_WHAT TO DO_
The answer is every line in the data below that contains the word "subtitle".

(Records from a data source)
====
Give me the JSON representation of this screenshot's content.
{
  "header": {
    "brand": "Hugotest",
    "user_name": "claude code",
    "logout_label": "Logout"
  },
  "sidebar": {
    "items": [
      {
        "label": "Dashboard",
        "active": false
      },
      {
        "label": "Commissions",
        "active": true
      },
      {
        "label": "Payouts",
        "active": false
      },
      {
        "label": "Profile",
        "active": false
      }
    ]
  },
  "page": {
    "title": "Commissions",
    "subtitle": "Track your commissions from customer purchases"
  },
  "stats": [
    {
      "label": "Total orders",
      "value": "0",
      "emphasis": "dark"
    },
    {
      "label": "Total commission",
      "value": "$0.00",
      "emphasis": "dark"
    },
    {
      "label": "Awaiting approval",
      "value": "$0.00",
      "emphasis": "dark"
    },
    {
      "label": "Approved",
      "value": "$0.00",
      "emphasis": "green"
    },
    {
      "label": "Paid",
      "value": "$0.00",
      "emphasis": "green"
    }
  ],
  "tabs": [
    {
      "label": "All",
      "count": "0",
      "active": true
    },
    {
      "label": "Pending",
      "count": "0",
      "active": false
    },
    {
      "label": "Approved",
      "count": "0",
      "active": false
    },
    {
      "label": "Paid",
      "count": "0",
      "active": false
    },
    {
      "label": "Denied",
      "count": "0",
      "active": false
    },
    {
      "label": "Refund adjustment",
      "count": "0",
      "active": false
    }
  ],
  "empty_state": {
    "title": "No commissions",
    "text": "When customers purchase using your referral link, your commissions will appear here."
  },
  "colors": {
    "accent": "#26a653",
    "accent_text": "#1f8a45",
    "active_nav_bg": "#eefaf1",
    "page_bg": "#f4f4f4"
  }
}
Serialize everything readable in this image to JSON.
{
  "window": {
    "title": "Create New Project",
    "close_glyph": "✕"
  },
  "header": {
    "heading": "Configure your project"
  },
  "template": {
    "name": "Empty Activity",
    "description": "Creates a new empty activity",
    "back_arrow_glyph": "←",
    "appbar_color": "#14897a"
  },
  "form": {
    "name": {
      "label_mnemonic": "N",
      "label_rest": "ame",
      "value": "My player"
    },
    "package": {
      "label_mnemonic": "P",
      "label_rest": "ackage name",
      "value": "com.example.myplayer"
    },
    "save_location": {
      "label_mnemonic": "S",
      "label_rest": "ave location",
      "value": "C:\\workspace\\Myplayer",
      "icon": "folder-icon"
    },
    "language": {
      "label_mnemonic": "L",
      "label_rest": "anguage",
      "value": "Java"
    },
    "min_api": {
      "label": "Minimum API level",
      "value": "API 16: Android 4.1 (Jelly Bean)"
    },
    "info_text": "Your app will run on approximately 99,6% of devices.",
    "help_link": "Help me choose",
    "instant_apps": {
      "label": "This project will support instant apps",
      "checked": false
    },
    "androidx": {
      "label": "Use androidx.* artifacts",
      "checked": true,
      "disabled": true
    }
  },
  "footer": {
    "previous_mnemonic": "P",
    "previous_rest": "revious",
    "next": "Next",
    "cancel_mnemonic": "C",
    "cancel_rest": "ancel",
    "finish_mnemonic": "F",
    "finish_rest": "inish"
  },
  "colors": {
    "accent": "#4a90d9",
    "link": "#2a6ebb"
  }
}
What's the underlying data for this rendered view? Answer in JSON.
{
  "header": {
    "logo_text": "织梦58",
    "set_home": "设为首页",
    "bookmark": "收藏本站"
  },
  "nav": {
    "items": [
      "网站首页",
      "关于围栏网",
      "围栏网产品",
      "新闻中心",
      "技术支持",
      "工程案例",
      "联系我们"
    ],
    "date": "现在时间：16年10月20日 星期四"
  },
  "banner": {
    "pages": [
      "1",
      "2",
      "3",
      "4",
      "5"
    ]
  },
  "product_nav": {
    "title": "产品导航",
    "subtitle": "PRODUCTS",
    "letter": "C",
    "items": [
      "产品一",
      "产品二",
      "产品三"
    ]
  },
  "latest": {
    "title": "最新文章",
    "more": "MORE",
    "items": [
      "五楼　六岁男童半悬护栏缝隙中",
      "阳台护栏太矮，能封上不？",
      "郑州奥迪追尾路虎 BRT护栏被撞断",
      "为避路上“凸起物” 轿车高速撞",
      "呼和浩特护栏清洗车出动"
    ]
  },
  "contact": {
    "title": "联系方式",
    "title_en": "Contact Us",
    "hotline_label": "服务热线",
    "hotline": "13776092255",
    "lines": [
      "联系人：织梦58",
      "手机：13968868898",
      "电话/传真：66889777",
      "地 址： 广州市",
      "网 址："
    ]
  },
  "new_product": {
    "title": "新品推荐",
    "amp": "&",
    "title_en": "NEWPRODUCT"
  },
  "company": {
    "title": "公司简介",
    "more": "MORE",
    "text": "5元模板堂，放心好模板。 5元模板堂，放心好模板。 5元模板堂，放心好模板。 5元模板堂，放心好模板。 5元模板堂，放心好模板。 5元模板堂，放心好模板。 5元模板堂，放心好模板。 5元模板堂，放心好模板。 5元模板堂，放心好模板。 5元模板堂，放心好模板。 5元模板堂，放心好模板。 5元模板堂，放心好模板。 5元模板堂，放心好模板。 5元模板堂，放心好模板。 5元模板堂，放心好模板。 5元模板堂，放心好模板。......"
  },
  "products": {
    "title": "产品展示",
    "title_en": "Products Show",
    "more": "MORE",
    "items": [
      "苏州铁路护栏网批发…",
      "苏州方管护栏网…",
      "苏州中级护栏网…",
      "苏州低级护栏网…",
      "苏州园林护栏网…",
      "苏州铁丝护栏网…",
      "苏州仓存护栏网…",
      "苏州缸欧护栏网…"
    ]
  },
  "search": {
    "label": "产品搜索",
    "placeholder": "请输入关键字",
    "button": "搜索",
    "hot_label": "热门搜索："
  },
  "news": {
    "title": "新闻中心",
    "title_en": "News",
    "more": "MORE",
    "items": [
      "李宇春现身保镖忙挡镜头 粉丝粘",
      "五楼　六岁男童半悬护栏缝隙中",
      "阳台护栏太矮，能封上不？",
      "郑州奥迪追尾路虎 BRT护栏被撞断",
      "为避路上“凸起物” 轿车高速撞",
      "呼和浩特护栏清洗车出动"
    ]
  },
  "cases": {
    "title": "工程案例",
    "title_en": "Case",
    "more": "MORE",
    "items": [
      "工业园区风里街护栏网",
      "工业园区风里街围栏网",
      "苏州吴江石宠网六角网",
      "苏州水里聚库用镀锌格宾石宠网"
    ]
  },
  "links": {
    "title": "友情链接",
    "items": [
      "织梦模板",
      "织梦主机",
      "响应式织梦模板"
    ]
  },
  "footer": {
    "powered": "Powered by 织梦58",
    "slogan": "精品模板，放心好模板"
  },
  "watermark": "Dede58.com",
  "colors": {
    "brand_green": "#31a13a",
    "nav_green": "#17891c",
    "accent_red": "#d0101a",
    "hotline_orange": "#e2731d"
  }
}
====
_RESPONSE AREA_
    "subtitle": "Track your commissions from customer purchases"
    "subtitle": "PRODUCTS",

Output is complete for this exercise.